“While we welcome the Greek government’s efforts this weekend to start to decongest Moria, this effort must be sustained. We need a long-term strategy that ensures we never again see conditions like this at Moria. They cannot be similar to the attempts we have seen to-date, which have been spasmodic at best.”

The International Rescue Committee’s lead psychologist on Lesbos, Kiki Michailidou says:

“That sixty percent of our clients have considered suicide is a somber reflection of the mental health needs at Moria. IRC psychologists are merely chipping away at an iceberg. Too many have lost loved ones because of conflict. Children have witnessed things children should never see. They need to be assured of proper care when they arrive to Europe, and that includes psychological support something which is, right now, seriously lacking at Moria, and is putting people’s lives at increased risk.”

The International Rescue Committee’s head of advocacy in Brussels, Imogen Sudbery says: 

“As EU leaders consider so-called “control centres” across Europe, conditions on the Greek islands must give them pause. The focus right now must be on ways to ensure greater, more effective responsibility sharing across the EU for those who continue to arrive, not just to Greece but to Spain and Italy as well. Other member states must urgently step up and agree to support these countries. It is short-sighted, ineffective, and counterproductive to believe that these countries can carry all of the responsibility on their own. 

“Conditions on the islands must also put into question the proposed disembarkation platforms in North Africa. If Europe struggles to enforce humanitarian standards in migration centers on its own shores, what hope do they realistically have of getting it right overseas?”

About the IRC
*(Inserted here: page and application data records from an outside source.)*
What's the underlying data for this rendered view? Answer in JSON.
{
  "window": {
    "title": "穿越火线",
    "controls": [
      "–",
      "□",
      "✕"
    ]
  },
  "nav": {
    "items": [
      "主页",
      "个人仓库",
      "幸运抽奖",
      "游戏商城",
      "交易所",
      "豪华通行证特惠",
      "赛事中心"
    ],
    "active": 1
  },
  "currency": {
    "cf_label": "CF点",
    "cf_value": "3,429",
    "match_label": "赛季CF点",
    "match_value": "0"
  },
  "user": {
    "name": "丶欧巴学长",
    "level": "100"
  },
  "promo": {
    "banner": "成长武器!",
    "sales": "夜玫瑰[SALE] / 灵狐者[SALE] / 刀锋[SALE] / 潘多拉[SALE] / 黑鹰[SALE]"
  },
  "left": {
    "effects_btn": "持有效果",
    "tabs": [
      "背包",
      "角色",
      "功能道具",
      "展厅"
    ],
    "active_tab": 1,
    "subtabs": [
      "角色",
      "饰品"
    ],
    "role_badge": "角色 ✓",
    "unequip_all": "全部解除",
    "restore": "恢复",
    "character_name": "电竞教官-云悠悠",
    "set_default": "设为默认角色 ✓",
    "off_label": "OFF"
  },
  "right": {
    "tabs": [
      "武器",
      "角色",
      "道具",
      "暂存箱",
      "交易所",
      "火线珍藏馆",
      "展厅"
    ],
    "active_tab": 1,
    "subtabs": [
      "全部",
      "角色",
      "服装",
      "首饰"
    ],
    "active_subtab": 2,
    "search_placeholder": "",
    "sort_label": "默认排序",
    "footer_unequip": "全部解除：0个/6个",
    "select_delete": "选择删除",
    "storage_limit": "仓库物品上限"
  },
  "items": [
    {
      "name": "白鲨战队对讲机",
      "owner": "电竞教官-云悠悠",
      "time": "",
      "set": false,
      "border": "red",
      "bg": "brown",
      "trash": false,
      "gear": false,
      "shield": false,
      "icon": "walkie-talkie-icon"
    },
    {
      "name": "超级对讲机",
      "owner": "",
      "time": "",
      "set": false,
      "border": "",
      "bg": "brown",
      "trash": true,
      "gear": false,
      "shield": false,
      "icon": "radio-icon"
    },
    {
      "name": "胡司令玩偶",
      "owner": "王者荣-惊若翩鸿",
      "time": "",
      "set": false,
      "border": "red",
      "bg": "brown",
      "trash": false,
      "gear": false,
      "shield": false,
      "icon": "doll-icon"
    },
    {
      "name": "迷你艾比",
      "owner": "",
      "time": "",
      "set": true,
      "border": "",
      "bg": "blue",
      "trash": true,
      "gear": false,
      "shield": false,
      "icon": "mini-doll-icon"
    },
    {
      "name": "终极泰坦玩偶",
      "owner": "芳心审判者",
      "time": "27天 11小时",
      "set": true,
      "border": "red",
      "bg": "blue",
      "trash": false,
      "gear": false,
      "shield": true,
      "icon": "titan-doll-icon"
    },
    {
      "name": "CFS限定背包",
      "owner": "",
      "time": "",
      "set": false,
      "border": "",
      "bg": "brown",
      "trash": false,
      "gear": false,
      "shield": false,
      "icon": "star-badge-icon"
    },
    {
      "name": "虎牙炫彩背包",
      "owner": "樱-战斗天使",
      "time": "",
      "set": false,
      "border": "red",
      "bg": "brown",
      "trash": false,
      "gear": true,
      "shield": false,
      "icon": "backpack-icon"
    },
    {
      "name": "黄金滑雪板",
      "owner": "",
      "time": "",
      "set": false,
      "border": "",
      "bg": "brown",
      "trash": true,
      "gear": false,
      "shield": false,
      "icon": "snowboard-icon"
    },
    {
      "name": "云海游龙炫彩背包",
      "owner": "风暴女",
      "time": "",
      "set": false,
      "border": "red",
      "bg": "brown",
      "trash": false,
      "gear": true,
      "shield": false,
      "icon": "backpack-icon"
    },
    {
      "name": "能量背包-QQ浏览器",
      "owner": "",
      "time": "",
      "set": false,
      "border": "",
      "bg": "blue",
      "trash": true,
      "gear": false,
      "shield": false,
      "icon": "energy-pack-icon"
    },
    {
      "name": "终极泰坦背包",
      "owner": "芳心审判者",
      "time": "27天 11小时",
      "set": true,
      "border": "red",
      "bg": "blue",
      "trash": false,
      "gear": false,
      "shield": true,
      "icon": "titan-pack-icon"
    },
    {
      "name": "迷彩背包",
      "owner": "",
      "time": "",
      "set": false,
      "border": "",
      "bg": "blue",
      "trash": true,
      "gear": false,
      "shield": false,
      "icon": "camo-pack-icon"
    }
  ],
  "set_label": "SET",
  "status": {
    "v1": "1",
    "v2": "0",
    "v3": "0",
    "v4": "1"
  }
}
The International Rescue Committee responds to the world’s worst humanitarian crises, helping to restore health, safety, education, economic wellbeing, and power to people devastated by conflict and disaster. Founded in 1933 at the call of Albert Einstein, the IRC is at work in over 40 countries and 28 offices across the U.S. helping people to survive, reclaim control of their future, and strengthen their communities. Learn more at www.rescue.org and follow the IRC on Twitter & Facebook.